It’s not even the only cut in care this week. Sutter also announced plans to close a pulmonary sub-acute unit at Herrick Hospital in Berkeley, part of the multi-campus Alta Bates Summit Medical Center. The unit serves patients with long term, severe incapacities, some of whom have been there for years.
The walkout Tuesday, prompted by Sutter’s takeaway demands, affects some 4,500 RNs at Mills-Peninsula Health Services hospitals in Burlingame and San Mateo, Sutter Delta in Antioch, Sutter Solano in Vallejo, Novato Community Hospital, and Sutter Lakeside in addition to Eden, San Leandro, and the Alta Bates Summit facilities in Berkeley and Oakland.
“These takeaways represent the greed and misplaced priorities of Sutter in their ongoing pursuit of profits over quality patient care given by the RNs,” said Alta Bates Summit RN Mike Hill. “We will continue to fight the cuts by Sutter and defend our profession and our communities.”
Among the many concession demands at various Sutter hospitals:
· Eliminating paid sick leave, effectively forcing nurses to work when ill, exposing already frail and vulnerable patients to further infection.
· Forcing RNs to work in hospital areas for which they do not have appropriate clinical expertise, again a safety risk for patients.
· Huge increases in nurses’ out-of-pocket costs for health coverage for themselves and family members.

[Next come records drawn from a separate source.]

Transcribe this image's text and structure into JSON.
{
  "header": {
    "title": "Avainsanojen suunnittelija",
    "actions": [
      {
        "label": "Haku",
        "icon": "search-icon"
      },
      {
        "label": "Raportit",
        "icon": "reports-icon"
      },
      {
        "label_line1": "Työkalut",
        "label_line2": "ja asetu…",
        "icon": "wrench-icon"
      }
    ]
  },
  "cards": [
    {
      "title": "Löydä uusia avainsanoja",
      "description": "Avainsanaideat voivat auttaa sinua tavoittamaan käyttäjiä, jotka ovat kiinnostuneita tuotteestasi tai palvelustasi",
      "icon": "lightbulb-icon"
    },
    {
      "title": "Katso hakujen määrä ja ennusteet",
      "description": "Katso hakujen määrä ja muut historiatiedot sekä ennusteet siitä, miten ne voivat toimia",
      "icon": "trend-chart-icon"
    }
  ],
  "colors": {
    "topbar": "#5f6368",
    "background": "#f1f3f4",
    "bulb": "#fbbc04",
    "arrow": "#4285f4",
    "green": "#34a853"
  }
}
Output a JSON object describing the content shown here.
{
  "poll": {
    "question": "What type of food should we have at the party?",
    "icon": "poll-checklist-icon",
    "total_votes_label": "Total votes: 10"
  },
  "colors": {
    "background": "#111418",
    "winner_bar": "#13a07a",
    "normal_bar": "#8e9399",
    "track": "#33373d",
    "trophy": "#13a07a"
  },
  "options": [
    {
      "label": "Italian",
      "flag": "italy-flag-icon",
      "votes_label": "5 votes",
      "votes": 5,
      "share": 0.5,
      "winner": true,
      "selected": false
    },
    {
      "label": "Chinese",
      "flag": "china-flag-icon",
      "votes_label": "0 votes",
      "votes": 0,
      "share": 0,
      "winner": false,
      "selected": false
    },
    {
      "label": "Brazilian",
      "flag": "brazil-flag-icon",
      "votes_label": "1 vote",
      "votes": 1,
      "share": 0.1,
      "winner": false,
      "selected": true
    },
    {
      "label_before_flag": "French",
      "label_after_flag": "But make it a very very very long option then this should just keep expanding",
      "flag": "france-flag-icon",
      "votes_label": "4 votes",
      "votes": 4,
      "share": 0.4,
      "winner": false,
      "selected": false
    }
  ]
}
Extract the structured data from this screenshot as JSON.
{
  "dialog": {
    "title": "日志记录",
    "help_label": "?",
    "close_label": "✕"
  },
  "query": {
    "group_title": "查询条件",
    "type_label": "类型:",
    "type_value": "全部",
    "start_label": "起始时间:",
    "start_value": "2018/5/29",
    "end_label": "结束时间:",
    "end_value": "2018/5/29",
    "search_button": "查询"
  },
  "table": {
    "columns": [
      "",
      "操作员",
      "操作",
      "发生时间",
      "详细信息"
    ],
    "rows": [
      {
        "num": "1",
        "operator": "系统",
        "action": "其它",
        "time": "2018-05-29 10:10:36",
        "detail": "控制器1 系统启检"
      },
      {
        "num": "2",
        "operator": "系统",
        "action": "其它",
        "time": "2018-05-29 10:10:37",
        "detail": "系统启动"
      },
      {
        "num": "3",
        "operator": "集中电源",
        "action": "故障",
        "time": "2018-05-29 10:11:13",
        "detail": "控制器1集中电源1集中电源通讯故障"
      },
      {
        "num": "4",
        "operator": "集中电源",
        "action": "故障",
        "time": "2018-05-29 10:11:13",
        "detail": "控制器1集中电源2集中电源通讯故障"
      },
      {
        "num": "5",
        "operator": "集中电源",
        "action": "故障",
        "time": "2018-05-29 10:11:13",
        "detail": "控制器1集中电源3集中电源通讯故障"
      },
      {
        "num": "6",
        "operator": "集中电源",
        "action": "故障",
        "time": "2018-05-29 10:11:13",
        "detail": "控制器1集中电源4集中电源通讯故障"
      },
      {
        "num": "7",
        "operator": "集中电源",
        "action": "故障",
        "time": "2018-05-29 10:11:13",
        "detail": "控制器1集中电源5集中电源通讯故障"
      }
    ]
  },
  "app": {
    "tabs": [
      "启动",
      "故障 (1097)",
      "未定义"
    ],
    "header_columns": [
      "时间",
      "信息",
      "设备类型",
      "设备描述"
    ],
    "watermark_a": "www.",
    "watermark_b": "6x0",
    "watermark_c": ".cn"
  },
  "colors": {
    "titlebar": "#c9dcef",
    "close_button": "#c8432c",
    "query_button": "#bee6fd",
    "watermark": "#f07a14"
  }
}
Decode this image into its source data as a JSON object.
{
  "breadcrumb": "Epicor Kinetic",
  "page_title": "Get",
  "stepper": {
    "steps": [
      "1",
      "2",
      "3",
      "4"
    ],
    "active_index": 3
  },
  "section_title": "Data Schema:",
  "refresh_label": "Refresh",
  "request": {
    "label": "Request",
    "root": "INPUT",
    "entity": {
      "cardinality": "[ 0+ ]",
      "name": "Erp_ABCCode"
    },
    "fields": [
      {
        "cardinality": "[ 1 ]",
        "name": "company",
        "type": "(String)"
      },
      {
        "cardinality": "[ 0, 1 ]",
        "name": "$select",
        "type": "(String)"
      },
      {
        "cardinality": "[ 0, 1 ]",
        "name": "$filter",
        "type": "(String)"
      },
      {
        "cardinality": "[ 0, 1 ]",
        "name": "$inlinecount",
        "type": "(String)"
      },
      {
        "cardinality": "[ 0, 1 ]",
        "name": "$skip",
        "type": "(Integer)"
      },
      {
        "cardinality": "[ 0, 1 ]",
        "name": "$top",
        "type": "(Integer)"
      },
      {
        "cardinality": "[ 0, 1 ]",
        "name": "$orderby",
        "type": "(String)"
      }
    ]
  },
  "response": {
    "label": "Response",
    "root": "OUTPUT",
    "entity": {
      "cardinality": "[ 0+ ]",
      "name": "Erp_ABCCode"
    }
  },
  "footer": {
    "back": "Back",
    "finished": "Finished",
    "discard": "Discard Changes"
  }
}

· Limits on the ability of charge nurses, who make clinical assignments for nurses, to address staffing shortages, subjecting patients to the danger of unsafe staffing.
· Forcing RNs to work overtime, exposing patients to care from fatigued nurses who are more prone to making medical errors.
· Eliminating retiree health plans.
· Eliminating all health coverage for nurses who work less than 30 hours per week.
· Reduced pregnancy and family medical leave, undermining RN families.